Blacks. Photo: @sa_rips
You’d probably think that Blacks in Elliston, Australia was named after the color of the deep channel that one must paddle across in order to surf it. Or perhaps it’s a reference to the black eyes of the Great Whites that have dined on three men here. Or maybe because it’s really hard to find anything colorful at a place that has such a weird, twisted energy about it. But the truth is that Blacks wasn’t named after any of those things. The real meaning behind how Blacks got its name is much, much darker.
Elliston feels like a country town out of an old western flick. Bone dry, dusty, barren of greenery. The buildings mostly look overexposed and faded to the color of skeletal remains. There is a quiet pub, a quaint bakery, a grocer of limited stock, and a police station armed by one of those overzealous backcountry law enforcement types. The entire place is shaded by a cloud of anger and haunted by the ghosts of a massacre that occurred here in 1849.
As the story goes, European settlers stumbled into Eliston in 1839 looking for a place to export wool. They found that it was conveniently situated in a deepwater bay. They also found that an Aborigine encampment already occupied the area .The location was deemed too valuable to pass on and the white men came with their horses, whips and guns, attempting to claim the land as their own. The locals didn’t take so kindly to that and a war began.
One fateful day, a farmer counted his sheep and found that four were missing. Obviously, he accused the natives. The police chief’s investigation turned up the names of two hunters. Both claimed that they didn’t steal the missing sheep, but the judge didn’t believe them and hung both hunters in the middle of town. Infuriated by the outcome of the trial, a group of Aborigine men lured the judge out of his house and hung him as an act of retribution.
While the details of what happened following the judge’s death are hazy, they all end the same: the settlers rounded up 250 members of the Aborigine camp and began edging them towards the cliff, cracking whips on unmoving backs and shooting at those who tried to flee. Inch by inch, the settlers pushed the Aborigines to the edge of the sandstone cliff — the same one you climb down to access the wave — and kept riding until all had fallen off. Women and children were not excluded. Skulls rolled on blood stained sand and sharks got their first taste of human flesh.
In local folklore, they say that the violent nature of the wave is due to the anger of the souls who perished during the massacre. Albee Layer, who surfed Blacks while filming for Attractive Distractions confirmed that haunted energy. “It feels like you’re tiptoeing around a sleeping beast and at any point you could be gone forever without a trace.”

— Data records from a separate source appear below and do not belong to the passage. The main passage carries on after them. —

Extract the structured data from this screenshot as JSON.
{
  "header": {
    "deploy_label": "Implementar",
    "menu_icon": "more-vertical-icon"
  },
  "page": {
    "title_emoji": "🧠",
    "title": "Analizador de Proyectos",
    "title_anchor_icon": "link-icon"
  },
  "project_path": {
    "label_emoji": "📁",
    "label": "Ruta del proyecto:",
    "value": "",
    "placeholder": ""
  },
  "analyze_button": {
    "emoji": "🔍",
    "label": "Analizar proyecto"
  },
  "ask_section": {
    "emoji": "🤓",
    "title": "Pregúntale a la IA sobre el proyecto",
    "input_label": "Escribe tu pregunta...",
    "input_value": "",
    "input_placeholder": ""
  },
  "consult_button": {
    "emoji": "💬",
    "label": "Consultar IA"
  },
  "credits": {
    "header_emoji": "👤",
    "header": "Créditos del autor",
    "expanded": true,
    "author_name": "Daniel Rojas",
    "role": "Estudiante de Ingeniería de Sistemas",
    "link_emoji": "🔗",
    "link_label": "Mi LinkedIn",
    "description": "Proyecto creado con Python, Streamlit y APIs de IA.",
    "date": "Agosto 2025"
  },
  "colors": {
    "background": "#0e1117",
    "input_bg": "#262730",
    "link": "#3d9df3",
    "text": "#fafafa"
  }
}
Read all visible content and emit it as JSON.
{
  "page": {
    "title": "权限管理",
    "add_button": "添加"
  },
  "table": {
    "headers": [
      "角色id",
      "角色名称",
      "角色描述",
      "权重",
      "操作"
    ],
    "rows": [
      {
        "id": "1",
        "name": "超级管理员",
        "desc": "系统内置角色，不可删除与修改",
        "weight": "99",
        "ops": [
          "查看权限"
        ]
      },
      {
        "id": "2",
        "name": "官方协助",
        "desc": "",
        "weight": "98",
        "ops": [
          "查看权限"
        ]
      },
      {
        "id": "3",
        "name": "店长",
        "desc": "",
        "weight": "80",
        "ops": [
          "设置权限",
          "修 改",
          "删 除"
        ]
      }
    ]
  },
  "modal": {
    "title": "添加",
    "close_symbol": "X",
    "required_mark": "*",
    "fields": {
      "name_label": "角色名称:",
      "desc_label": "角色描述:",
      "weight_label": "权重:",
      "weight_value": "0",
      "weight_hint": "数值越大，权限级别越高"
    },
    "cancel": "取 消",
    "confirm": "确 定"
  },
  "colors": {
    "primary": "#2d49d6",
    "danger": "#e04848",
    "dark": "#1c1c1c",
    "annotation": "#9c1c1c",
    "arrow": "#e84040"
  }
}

Despite the horrific history of Blacks, there are men brave enough to light up the darkness here. Take @SA_Rips for example, who makes art out of the haunting hues, swimming with housing in hand where he probably shouldn’t be.
Note: A love for surfing — like any love at all — is strong enough to transcend color so don’t get hung in the lip of bigotry.